  7. Promoting Conservation to Reduce Long-term and Short-term Demand;
  8. Critical Infrastructure Deficiencies;
  9. Sea Level Rise, Changes in Precipitation Patterns, and Land Subsidence;
  10. Source Water Protection;
  11. Conflict Resolution;
  12. Public Education and Outreach.

The Plan’s Executive Summary concludes, “DEQ anticipates updating the State Plan at five-year intervals, with each update reflecting the most recent local and regional water supply plans, water withdrawal data, and demand projections. The State Plan is intended to be a dynamic, iterative document that will be updated as new data becomes available.”

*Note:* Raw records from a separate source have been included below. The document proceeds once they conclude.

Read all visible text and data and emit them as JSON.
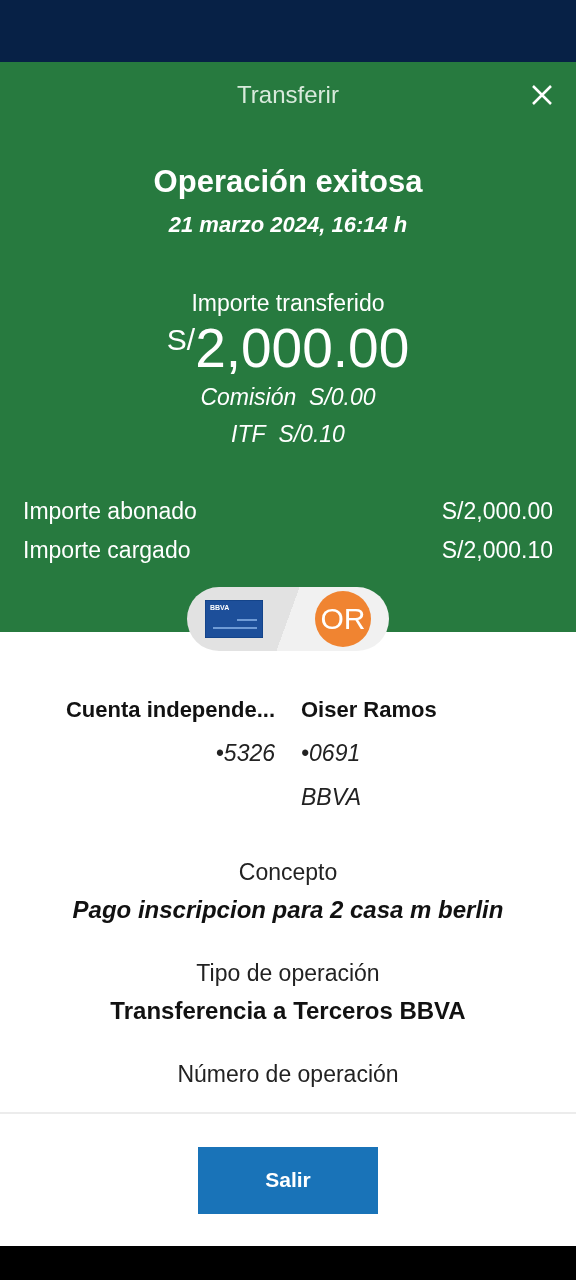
{
  "header": {
    "title": "Transferir"
  },
  "result": {
    "heading": "Operación exitosa",
    "date": "21 marzo 2024, 16:14 h"
  },
  "amount": {
    "label": "Importe transferido",
    "currency": "S/",
    "value": "2,000.00"
  },
  "fees": [
    {
      "label": "Comisión",
      "value": "S/0.00"
    },
    {
      "label": "ITF",
      "value": "S/0.10"
    }
  ],
  "totals": [
    {
      "label": "Importe abonado",
      "value": "S/2,000.00"
    },
    {
      "label": "Importe cargado",
      "value": "S/2,000.10"
    }
  ],
  "origin": {
    "card_brand": "BBVA",
    "name": "Cuenta independe...",
    "number": "•5326"
  },
  "destination": {
    "initials": "OR",
    "name": "Oiser Ramos",
    "number": "•0691",
    "bank": "BBVA"
  },
  "details": [
    {
      "label": "Concepto",
      "value": "Pago inscripcion para 2 casa m berlin",
      "kind": "italic"
    },
    {
      "label": "Tipo de operación",
      "value": "Transferencia a Terceros BBVA",
      "kind": "plain"
    },
    {
      "label": "Número de operación"
    }
  ],
  "footer": {
    "button": "Salir"
  }
}
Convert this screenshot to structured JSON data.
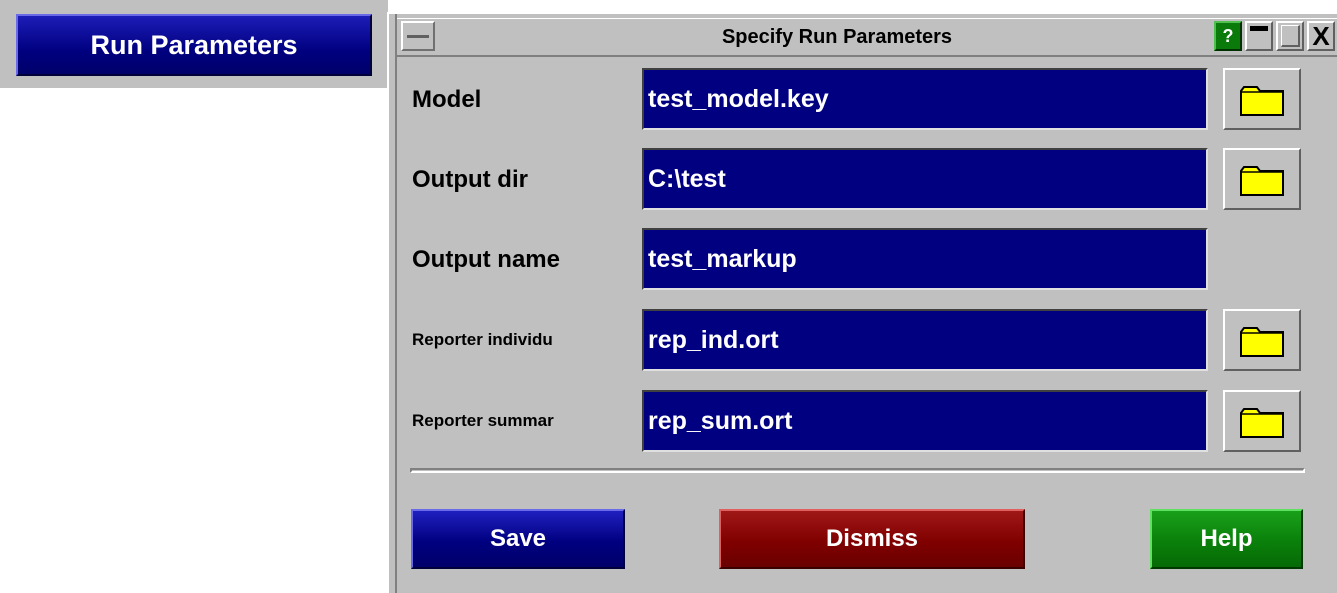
{
  "launcher": {
    "label": "Run Parameters"
  },
  "dialog": {
    "title": "Specify Run Parameters",
    "title_buttons": {
      "help": "?",
      "close": "X"
    },
    "rows": [
      {
        "label": "Model",
        "value": "test_model.key",
        "browse": true
      },
      {
        "label": "Output dir",
        "value": "C:\\test",
        "browse": true
      },
      {
        "label": "Output name",
        "value": "test_markup",
        "browse": false
      },
      {
        "label": "Reporter individu",
        "value": "rep_ind.ort",
        "browse": true
      },
      {
        "label": "Reporter summar",
        "value": "rep_sum.ort",
        "browse": true
      }
    ],
    "actions": {
      "save": "Save",
      "dismiss": "Dismiss",
      "help": "Help"
    }
  },
  "colors": {
    "field_bg": "#000080",
    "panel_bg": "#c0c0c0",
    "folder": "#ffff00",
    "save": "#000080",
    "dismiss": "#800000",
    "help": "#0a800a"
  },
  "icons": {
    "browse": "folder-icon",
    "menu": "window-menu-icon",
    "minimize": "minimize-icon",
    "maximize": "maximize-icon",
    "close": "close-icon"
  }
}
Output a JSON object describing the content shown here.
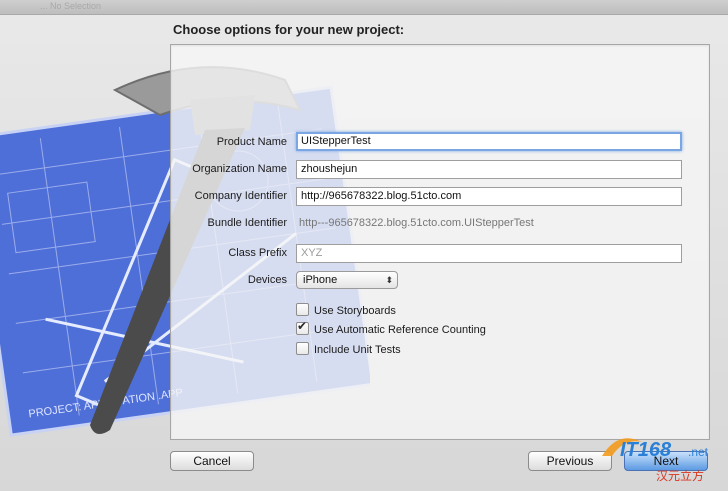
{
  "window": {
    "faint_title": "... No Selection"
  },
  "dialog": {
    "heading": "Choose options for your new project:",
    "fields": {
      "product_name": {
        "label": "Product Name",
        "value": "UIStepperTest"
      },
      "organization_name": {
        "label": "Organization Name",
        "value": "zhoushejun"
      },
      "company_identifier": {
        "label": "Company Identifier",
        "value": "http://965678322.blog.51cto.com"
      },
      "bundle_identifier": {
        "label": "Bundle Identifier",
        "value": "http---965678322.blog.51cto.com.UIStepperTest"
      },
      "class_prefix": {
        "label": "Class Prefix",
        "placeholder": "XYZ"
      },
      "devices": {
        "label": "Devices",
        "value": "iPhone"
      }
    },
    "options": {
      "storyboards": {
        "label": "Use Storyboards",
        "checked": false
      },
      "arc": {
        "label": "Use Automatic Reference Counting",
        "checked": true
      },
      "unit_tests": {
        "label": "Include Unit Tests",
        "checked": false
      }
    },
    "buttons": {
      "cancel": "Cancel",
      "previous": "Previous",
      "next": "Next"
    },
    "art_text": {
      "caption": "PROJECT: APPLICATION .APP"
    }
  },
  "watermark": {
    "logo": "IT168.net",
    "chinese": "汉元立方"
  },
  "colors": {
    "focus": "#7aa7e4",
    "blueprint": "#4f6fd8",
    "primary_button": "#5d9be3"
  },
  "icons": {
    "checkbox": "checkbox-icon",
    "popup": "popup-arrows-icon",
    "art": "hammer-blueprint-icon"
  }
}
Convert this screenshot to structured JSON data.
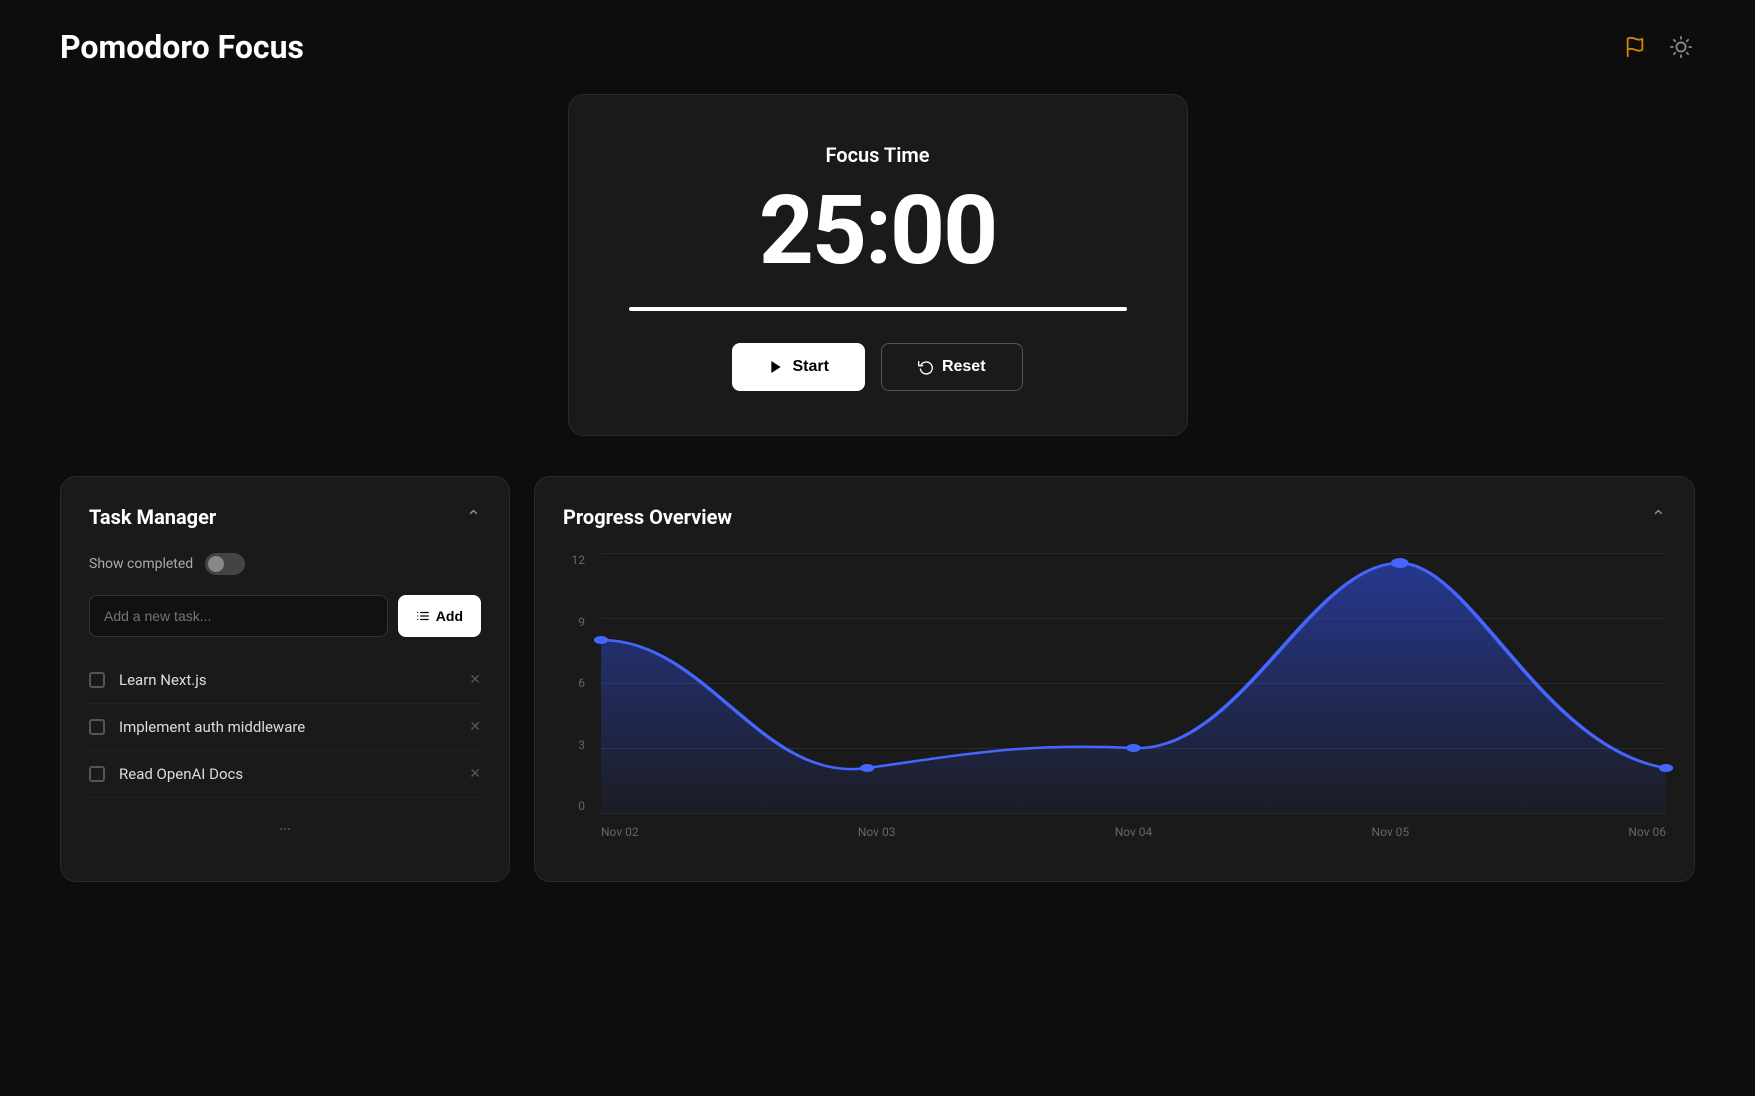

Appendix D of the draft plan provides 133 one-page “snapshots” of water sources, demand, and other information for various localities or groups or localities.

For a previous Virginia Water Resources Research Center summary of Virginia’s water-supply planning process since 2002, please see “Water Supply Planning on the Agenda in Virginia and Several Other States,” Virginia Water Central, November 2009, p.7, online at

For a Virginia Water Radio podcast (3 min./44 sec.) on the statewide planning process, please see “Virginia’s State Water Resources Plan,” Virginia Water Radio Episode 261, April 13, 2015, online at

For information on water-planning efforts in other states, please see the following Web sites (as of June 20, 2016):
Federal Support Tool Box managed by the U.S. Army Corps of Engineers, “State Water Plans,” online at

Streaming Water Web site, “State Water Plans,” online at  This Web site is produced by Patricia Breshnahan, the associate director of the Connecticut Institute of Water Resources, located at the University of Connecticut.

Sandy River Reservoir

Surface-water reservoirs, such as the Sandy River Reservoir in Prince Edward County (shown here in November 2013), are one aspect of local and regional plans that have been incorporated into the Virginia Water Resources Plan.

Dry Creek

Drought-declaration protocols were established in local and regional plans that were incorporated into the 2015 Virginia Water Resources Plan. Shown above is a literally dry Dry River at Lilly in Rockingham County, Va., on November 25, 2007.  At the time, over 96 percent of Virginia was categorized as “abnormally dry” or worse by the U.S. Drought Monitor.

Leave a Reply

Fill in your details below or click an icon to log in: Logo

You are commenting using your account. Log Out /  Change )

Google+ photo

You are commenting using your Google+ account. Log Out /  Change )

Twitter picture

You are commenting using your Twitter account. Log Out /  Change )

Facebook photo

You are commenting using your Facebook account. Log Out /  Change )


Connecting to %s